(Beginning of Extracted data)

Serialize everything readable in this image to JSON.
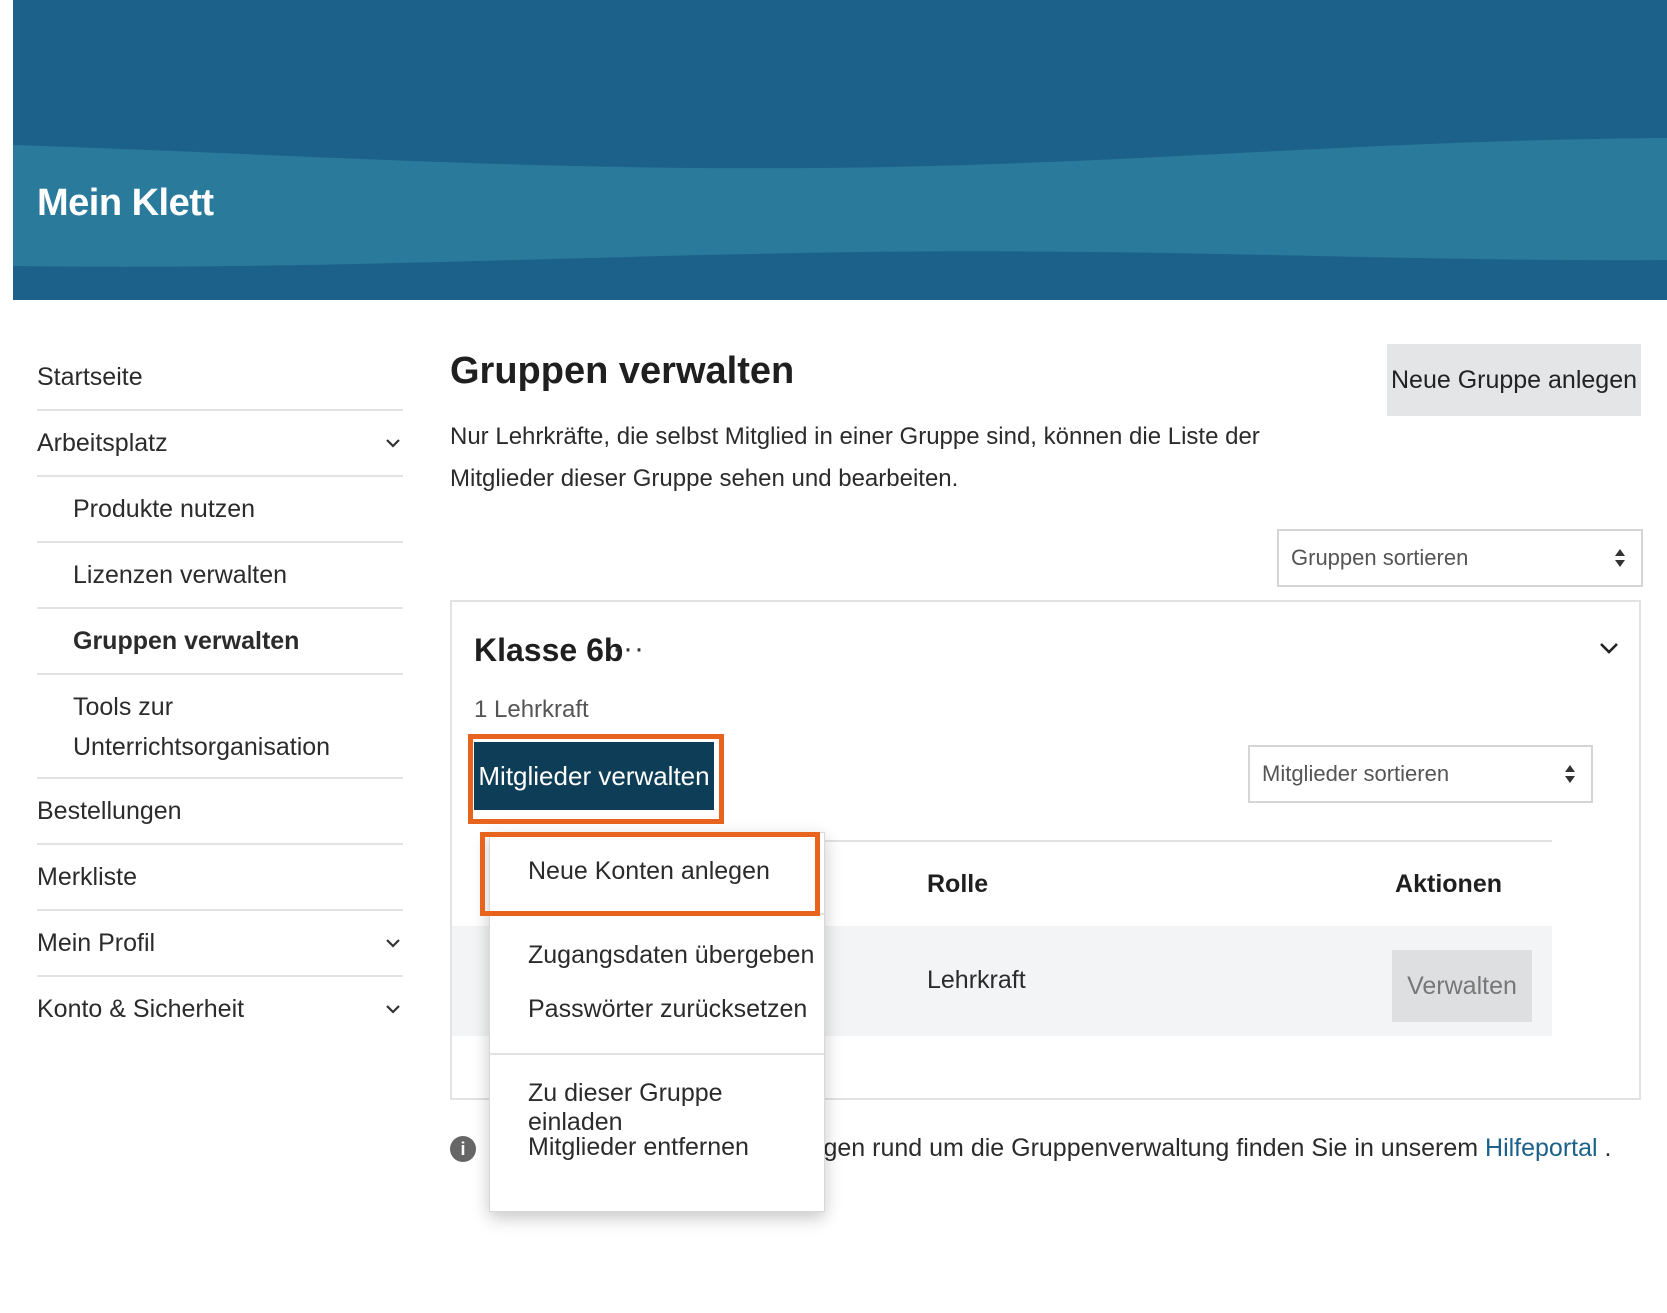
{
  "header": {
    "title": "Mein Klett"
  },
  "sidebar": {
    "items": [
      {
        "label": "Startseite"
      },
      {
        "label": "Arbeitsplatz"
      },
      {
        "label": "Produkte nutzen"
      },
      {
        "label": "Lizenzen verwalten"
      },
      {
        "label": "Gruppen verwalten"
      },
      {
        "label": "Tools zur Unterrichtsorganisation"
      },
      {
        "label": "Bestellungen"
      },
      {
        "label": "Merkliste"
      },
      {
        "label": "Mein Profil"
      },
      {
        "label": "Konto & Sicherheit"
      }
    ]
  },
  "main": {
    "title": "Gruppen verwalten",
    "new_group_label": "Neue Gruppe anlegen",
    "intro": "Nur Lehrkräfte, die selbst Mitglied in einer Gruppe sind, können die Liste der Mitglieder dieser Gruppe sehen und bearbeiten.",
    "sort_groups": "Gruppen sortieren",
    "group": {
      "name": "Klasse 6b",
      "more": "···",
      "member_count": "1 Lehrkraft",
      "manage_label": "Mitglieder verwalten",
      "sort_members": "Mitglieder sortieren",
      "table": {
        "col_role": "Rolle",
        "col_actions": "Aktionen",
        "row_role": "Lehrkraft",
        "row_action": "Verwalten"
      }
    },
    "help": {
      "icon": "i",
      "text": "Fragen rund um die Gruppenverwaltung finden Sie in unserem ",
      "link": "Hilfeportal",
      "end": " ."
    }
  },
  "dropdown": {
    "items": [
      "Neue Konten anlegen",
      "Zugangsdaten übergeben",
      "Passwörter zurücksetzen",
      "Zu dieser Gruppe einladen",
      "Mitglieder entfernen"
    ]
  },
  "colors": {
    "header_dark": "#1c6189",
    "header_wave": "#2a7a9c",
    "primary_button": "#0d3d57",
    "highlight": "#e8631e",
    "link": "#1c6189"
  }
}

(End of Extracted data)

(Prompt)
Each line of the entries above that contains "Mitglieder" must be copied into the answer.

(Final answer)
    "intro": "Nur Lehrkräfte, die selbst Mitglied in einer Gruppe sind, können die Liste der Mitglieder dieser Gruppe sehen und bearbeiten.",
      "manage_label": "Mitglieder verwalten",
      "sort_members": "Mitglieder sortieren",
      "Mitglieder entfernen"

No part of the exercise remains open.